Yahoo to encrypt all data

In response to the NSA spying on digital content, the search giant is making its codes more difficult to crack

Topics: Bloomberg, Yahoo, NSA, Spying, encryption, digital security, Internet, Marissa Mayer, National Security Agency, , , ,

Yahoo to encrypt all data (Credit: Paul Sakuma/AP/dapd)

Yahoo! Inc. will encrypt all information that flows between its data centers, beefing up security efforts after new reports of spying on digital content by the National Security Agency.

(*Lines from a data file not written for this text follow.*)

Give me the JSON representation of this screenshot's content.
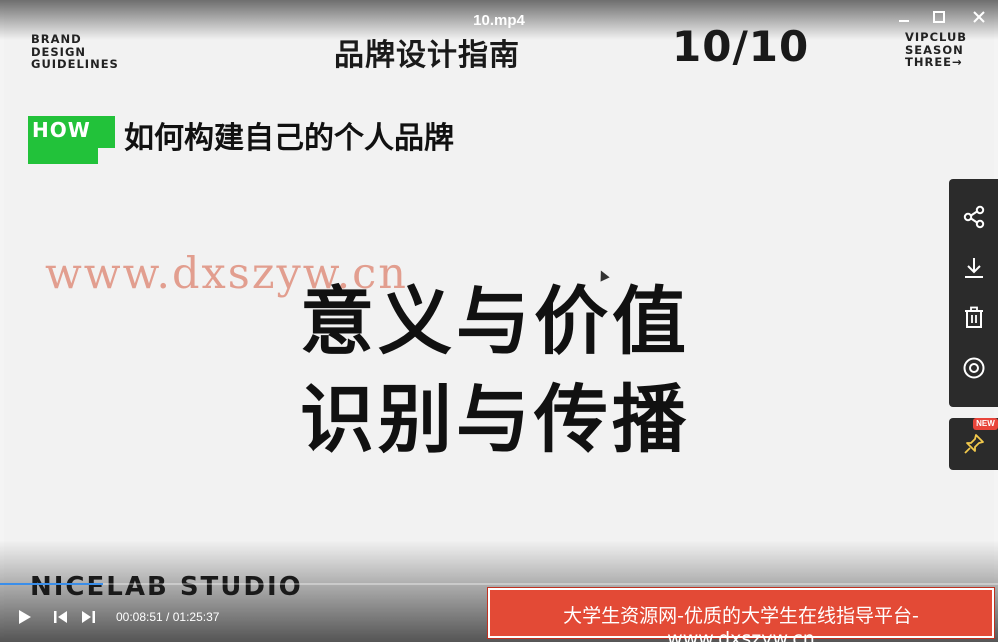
{
  "window": {
    "title": "10.mp4",
    "minimize_icon": "minimize-icon",
    "maximize_icon": "maximize-icon",
    "close_icon": "close-icon"
  },
  "slide": {
    "brand_left": [
      "BRAND",
      "DESIGN",
      "GUIDELINES"
    ],
    "title": "品牌设计指南",
    "page_number": "10/10",
    "brand_right": [
      "VIPCLUB",
      "SEASON",
      "THREE→"
    ],
    "how_label": "HOW",
    "how_title": "如何构建自己的个人品牌",
    "watermark": "www.dxszyw.cn",
    "main_lines": [
      "意义与价值",
      "识别与传播"
    ],
    "studio": "NICELAB STUDIO"
  },
  "side_toolbar": {
    "items": [
      "share-icon",
      "download-icon",
      "delete-icon",
      "view-icon"
    ],
    "pin_icon": "pin-icon",
    "pin_badge": "NEW"
  },
  "player": {
    "current_time": "00:08:51",
    "separator": " / ",
    "total_time": "01:25:37",
    "progress_fraction": 0.1034,
    "accent_color": "#3a8eea",
    "controls": [
      "play-icon",
      "previous-icon",
      "next-icon"
    ]
  },
  "ad_banner": {
    "text": "大学生资源网-优质的大学生在线指导平台-www.dxszyw.cn",
    "color": "#e34a36"
  }
}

The Sunnyvale, California-based company will also let users encrypt data to and from Yahoo by the end of the first quarter of 2014, Chief Executive Officer Marissa Mayer said in a blog post today. The NSA has tapped fiber-optic cables overseas to siphon data from Yahoo and Google Inc., according to an Oct. 30 report in the Washington Post. Mayer reiterated in her post that Yahoo has “never given access to our data centers to the NSA.”

Yahoo, owner of the largest U.S. Web portal, is strengthening security as it seeks to reassure customers that it is protecting user privacy so they remain active on its sites. The encryption, which scrambles data using a mathematical formula that can be decoded only with a special digital key, comes after Google said it was stepping up similar efforts with information moving between its data centers.

“As we have said before, we will continue to evaluate how we can protect our users’ privacy and their data,” Mayer said in the post. “We appreciate, and certainly do not take for granted, the trust our users place in us.”

Yahoo earlier had said it would make more-secure encrypted connections standard by January for e-mail users. The company also will work closely with international e-mail partners to ensure user accounts are enabled with more protective controls.

–Editors: Pui-Wing Tam, Jillian Ward

 



To contact the reporter on this story: Brian Womack in San Francisco at bwomack1@bloomberg.net

 

To contact the editor responsible for this story: Pui-Wing Tam at ptam13@bloomberg.net

More Related Stories

Featured Slide Shows

  • Share on Twitter
  • Share on Facebook
  • 1 of 10
  • Close
  • Fullscreen
  • Thumbnails

    Romance novels need a canon

    "Bet Me" by Jennifer Crusie

    A contemporary romantic comedy set to Elvis Costello and lots of luxurious and sinful sugary treats.   Read the whole essay.

    Romance novels need a canon

    "Welcome to Temptation" by Jennifer Crusie

    Another of Crusie's romantic comedies, this one in the shadow of an ostentatiously phallic water tower.   Read the whole essay.

    Romance novels need a canon

    "A Gentleman Undone" by Cecilia Grant

    A Regency romance with beautifully broken people and some seriously steamy sex.   Read the whole essay.

    Romance novels need a canon

    "Black Silk" by Judith Ivory

    A beautifully written, exquisitely slow-building Regency; the plot is centered on a box with some very curious images, as Edward Gorey might say.   Read the whole essay.

    Romance novels need a canon

    "For My Lady's Heart" by Laura Kinsale

    A medieval romance, the period piece functions much like a dystopia, with the courageous lady and noble knight struggling to find happiness despite the authoritarian society.   Read the whole essay.

    Romance novels need a canon

    "Sweet Disorder" by Rose Lerner

    A Regency that uses the limitations on women of the time to good effect; the main character is poor and needs to sell her vote ... or rather her husband's vote. But to sell it, she needs to get a husband first ...   Read the whole essay.

    Romance novels need a canon

    "Frenemy of the People" by Nora Olsen

    Clarissa is sitting at an awards banquet when she suddenly realizes she likes pictures of Kimye for both Kim and Kanye and she is totally bi. So she texts to all her friends, "I am totally bi!" Drama and romance ensue ... but not quite with who she expects. I got an advanced copy of this YA lesbian romance, and I’d urge folks to reserve a copy; it’s a delight.   Read the whole essay.

    Romance novels need a canon

    "The Slightest Provocation" by Pam Rosenthal

    A separated couple works to reconcile against a background of political intrigue; sort of "His Gal Friday" as a spy novel set in the Regency.   Read the whole essay.

    Romance novels need a canon

    "Again" by Kathleen Gilles Seidel

    Set among workers on a period soap opera, it manages to be contemporary and historical both at the same time.   Read the whole essay.

  • Recent Slide Shows

Comments

Loading Comments...